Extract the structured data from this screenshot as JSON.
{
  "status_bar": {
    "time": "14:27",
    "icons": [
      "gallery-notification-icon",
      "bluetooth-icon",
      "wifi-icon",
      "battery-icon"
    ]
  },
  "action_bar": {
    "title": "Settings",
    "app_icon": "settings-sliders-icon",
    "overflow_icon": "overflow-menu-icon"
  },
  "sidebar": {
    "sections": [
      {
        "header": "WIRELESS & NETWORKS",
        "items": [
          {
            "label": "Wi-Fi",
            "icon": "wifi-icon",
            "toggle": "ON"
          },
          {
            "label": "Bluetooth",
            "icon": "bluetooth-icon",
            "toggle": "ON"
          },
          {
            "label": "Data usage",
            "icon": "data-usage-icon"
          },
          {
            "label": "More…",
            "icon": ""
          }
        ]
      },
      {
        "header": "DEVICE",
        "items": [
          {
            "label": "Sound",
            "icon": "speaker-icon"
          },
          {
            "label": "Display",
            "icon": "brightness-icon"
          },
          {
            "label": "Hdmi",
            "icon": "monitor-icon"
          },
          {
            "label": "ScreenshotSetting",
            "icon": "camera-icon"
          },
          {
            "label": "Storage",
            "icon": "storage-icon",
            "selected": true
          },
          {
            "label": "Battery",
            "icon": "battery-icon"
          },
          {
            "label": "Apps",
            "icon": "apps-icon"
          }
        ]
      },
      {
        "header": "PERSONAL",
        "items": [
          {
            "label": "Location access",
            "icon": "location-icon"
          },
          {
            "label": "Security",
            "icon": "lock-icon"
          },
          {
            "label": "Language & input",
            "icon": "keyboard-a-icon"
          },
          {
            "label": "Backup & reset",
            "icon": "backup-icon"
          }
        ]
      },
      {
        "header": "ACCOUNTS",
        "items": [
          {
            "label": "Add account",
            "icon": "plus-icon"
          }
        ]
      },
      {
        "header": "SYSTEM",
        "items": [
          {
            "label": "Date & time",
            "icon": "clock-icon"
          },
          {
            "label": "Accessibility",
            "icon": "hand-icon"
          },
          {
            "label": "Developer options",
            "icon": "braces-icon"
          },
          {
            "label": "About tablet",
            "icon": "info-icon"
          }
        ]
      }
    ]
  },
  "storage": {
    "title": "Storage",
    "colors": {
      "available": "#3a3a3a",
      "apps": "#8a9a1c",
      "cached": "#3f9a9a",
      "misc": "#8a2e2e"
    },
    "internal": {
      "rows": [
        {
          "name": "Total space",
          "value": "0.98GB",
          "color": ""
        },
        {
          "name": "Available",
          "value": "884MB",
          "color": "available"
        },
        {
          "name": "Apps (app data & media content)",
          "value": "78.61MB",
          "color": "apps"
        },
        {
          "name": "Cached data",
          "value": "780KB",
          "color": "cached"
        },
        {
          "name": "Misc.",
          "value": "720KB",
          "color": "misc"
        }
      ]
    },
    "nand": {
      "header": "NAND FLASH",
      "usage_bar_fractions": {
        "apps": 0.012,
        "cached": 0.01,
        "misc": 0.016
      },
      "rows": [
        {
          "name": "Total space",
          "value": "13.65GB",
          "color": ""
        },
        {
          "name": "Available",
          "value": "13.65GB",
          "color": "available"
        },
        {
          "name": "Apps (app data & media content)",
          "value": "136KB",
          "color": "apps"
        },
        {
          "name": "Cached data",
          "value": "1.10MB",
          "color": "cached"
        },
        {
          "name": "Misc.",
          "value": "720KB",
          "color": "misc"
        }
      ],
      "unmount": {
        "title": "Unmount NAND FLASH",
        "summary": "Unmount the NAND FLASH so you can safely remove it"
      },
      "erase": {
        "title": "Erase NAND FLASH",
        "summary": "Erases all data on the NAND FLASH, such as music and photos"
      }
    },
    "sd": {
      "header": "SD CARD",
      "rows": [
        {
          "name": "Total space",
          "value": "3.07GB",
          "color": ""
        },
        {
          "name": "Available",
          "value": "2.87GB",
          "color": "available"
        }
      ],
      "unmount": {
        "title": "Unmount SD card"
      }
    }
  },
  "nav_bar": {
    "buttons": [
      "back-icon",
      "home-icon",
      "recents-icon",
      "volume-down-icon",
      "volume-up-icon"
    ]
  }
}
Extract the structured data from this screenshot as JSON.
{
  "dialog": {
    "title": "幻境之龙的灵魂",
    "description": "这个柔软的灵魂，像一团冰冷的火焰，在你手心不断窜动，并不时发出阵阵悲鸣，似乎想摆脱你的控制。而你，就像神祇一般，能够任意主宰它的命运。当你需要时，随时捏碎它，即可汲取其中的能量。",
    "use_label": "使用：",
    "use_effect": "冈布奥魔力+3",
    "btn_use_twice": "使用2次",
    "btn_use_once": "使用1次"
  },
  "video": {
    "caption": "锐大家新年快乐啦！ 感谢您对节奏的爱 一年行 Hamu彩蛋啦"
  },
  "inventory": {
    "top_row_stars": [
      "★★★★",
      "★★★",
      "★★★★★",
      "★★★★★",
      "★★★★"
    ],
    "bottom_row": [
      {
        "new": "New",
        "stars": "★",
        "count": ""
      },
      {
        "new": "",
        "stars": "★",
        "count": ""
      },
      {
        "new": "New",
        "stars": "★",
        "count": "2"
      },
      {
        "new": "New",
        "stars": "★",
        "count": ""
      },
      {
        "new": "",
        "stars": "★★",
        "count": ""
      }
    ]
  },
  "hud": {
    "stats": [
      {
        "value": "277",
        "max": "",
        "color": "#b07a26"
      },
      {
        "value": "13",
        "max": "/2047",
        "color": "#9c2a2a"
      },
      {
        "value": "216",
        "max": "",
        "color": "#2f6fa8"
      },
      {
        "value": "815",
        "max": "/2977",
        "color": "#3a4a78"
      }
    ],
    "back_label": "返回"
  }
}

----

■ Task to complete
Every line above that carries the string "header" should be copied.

■ The completed task
        "header": "WIRELESS & NETWORKS",
        "header": "DEVICE",
        "header": "PERSONAL",
        "header": "ACCOUNTS",
        "header": "SYSTEM",
      "header": "NAND FLASH",
      "header": "SD CARD",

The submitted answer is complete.